President Trump didn’t waste any time getting started on structuring the post-Obamacare world. He signed an executive order Friday night instructing federal agencies to minimize the economic and regulatory burden of the Affordable Care Act on states, individuals, insurance companies, and healthcare providers.
Perceptions of the order vary wildly, and it’s hard to know exactly what to make of it. The order is viewed by observers on our side of the ledger as largely symbolic, but important in reinforcing the message to Trump’s supporters and dazed Democrats that he is serious about repealing Obamacare. The order sets the tone, but is short on specifics.
It starts out by declaring it is the policy of the administration to seek prompt repeal of Obamacare in Congress. Then it instructs agencies to exercise all available authority and discretion to waive, defer, delay, or grant exemptions to any requirement of the Act.
Some on the Left claim this language guts Obamacare completely, especially with respect to the individual and employer mandates, and all the new taxes. But that’s a stretch. It clearly does not repeal Obamacare all by itself. Moreover, the order explicitly tells agencies they should act only “to the maximum extent permitted by law” and they must follow the regular rulemaking process where new regulations are needed. With notice and comment periods, new regulations could take months or years. It has been suggested that these restrictions don’t mean much and agencies could just go wild under the order, delaying the employer mandate, for example. After all, Obama opened the door by doing so much through executive fiat with a pen and a phone. Anything is possible, and I don’t have any inside information to confirm or contradict the theory that the order is really meant to be carte blanche. We’ll have to wait and see.
But there are three areas where the order could make a real difference. It could result in the administration no longer defending the House lawsuit against Obama’s illegal cost sharing subsidies, currently being paid with unappropriated money.

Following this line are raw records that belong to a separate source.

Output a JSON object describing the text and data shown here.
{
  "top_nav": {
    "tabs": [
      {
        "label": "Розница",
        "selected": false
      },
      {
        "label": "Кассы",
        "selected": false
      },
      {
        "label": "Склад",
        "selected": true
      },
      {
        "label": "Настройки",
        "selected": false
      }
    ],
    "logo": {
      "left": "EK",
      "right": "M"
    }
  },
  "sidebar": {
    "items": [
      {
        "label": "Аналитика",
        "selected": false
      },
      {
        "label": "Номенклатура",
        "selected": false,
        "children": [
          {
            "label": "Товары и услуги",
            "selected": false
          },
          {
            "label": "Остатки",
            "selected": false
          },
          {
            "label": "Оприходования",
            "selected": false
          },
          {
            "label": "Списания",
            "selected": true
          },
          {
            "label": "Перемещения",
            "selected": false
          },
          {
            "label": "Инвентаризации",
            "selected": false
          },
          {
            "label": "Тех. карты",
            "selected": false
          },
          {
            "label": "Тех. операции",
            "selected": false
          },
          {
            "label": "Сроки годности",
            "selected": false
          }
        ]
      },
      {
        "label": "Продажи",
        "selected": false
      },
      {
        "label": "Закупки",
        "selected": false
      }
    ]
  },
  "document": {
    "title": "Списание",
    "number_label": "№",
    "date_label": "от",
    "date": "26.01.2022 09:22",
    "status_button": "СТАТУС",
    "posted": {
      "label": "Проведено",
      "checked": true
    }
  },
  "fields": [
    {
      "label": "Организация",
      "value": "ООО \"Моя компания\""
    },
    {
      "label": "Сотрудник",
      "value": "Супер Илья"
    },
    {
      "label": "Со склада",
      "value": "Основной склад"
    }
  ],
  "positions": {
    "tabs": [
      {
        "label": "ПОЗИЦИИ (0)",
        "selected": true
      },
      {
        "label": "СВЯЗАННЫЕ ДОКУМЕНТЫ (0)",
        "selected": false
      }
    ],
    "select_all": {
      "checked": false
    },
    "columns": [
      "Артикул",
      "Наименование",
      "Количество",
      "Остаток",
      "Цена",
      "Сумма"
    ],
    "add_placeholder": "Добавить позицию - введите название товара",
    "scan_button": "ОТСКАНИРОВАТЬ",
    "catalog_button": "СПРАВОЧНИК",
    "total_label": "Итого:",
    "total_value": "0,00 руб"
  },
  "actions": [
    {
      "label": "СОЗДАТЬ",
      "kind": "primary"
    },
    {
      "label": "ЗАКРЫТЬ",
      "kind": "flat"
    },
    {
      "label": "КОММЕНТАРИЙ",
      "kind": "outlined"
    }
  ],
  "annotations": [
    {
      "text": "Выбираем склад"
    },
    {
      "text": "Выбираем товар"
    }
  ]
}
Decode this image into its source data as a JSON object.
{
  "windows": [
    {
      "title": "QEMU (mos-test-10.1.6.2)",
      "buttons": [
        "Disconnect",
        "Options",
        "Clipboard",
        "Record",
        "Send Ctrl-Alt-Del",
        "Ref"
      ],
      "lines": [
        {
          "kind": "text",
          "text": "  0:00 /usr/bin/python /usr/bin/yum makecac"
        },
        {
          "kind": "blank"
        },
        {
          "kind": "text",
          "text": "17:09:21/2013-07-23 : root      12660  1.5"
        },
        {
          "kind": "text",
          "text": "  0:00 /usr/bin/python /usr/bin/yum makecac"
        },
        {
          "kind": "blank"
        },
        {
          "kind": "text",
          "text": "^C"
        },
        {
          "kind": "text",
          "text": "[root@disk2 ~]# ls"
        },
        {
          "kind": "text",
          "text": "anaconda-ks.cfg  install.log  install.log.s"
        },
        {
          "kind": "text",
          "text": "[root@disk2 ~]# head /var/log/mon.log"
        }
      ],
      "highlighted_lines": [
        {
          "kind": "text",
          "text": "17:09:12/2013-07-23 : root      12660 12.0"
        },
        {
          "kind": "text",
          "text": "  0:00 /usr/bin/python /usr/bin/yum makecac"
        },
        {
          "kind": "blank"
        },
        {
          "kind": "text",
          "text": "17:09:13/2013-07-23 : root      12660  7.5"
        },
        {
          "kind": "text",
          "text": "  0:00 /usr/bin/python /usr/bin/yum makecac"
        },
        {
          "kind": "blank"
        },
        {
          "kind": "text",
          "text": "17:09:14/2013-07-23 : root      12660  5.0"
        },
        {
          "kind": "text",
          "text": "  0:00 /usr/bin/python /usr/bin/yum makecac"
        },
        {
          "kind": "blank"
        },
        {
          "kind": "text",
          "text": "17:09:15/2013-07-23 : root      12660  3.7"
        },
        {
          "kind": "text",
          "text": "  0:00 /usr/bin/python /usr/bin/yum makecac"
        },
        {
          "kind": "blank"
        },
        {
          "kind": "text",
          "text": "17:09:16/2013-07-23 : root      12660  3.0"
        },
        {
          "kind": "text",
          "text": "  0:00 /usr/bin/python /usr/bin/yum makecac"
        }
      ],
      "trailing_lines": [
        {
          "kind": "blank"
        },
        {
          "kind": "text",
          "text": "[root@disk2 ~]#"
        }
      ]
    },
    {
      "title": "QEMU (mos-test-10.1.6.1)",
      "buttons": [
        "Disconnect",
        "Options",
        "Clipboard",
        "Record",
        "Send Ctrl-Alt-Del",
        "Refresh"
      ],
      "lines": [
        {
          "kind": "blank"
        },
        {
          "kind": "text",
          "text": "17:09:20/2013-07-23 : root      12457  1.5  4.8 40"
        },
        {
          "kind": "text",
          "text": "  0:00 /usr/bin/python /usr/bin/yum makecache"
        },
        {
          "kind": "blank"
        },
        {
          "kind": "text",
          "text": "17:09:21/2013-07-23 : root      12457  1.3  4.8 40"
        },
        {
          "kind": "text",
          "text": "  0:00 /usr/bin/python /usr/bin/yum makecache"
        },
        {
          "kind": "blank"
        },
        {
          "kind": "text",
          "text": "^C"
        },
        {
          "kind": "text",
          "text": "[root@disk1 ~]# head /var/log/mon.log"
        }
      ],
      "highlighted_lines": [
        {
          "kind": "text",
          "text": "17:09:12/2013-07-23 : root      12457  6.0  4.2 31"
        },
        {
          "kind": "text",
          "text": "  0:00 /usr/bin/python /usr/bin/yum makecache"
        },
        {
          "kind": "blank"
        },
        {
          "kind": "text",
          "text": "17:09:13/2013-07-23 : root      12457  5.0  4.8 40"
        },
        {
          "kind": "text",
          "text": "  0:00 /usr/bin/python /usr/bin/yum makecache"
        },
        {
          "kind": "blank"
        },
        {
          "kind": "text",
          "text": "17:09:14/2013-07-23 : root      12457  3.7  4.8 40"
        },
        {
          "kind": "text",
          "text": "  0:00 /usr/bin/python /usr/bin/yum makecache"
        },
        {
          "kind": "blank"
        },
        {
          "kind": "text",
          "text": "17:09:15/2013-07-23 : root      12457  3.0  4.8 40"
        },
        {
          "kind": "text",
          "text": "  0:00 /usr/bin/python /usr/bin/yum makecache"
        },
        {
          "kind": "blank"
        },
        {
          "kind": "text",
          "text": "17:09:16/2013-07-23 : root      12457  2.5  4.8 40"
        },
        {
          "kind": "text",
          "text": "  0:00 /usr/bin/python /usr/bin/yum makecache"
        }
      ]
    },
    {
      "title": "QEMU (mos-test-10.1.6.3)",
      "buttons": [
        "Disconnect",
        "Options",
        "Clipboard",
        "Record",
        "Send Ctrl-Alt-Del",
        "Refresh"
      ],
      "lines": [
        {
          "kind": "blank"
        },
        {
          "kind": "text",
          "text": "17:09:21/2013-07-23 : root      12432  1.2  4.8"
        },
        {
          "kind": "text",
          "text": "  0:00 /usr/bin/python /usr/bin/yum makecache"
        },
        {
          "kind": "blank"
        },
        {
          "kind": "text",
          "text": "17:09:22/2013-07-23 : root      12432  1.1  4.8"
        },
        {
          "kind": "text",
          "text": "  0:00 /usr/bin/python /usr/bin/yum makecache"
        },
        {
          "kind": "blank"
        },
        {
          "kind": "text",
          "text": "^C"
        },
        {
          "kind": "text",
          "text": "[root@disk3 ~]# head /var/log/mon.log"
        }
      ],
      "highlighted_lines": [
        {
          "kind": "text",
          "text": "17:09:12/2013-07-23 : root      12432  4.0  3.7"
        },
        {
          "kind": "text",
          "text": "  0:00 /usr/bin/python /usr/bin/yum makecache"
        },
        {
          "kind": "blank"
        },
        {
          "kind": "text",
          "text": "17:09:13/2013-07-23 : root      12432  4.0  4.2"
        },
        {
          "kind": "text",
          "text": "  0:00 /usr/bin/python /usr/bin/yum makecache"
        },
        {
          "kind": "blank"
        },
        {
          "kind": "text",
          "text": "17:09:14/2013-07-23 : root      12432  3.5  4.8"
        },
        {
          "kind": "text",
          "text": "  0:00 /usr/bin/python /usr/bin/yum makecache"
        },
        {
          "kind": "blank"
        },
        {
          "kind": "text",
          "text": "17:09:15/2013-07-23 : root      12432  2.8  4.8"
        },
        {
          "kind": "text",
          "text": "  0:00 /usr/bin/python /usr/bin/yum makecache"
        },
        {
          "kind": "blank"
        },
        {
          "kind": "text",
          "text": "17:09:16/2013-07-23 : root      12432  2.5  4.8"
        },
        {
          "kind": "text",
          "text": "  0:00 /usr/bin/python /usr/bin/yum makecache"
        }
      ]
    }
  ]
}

Second, it might become easier for people to claim a hardship exemption to the individual mandate when they fill out their tax forms. Kellyanne Conway suggested on a Sunday show that Trump might get rid of, or stop enforcing the individual mandate, MIGHT, so nothing’s definite yet. Third, the order probably means states will find it easier to get waivers to charge small premiums and impose work requirements on their Medicaid recipients. The Obama administration had routinely denied state requests for such work requirement waivers.
To me, the most important part of the order is the provision encouraging the development of a free and open market for health insurance with the goal of achieving the maximum number of options for consumers. Some say this guts Obamacare’s coverage mandates, like preexisting conditions. I doubt that, and find the provision significant for another reason. I’m reading the tea leaves a bit, but this is the first concrete assurance I have seen that Trump’s ambiguous comments on ’60 Minutes’ about ‘taking care of everybody’ and again just last week about providing ‘insurance for all’ do NOT mean he wants a government-run single-payer healthcare system. And that’s a good thing.
Fox News (full text of the order)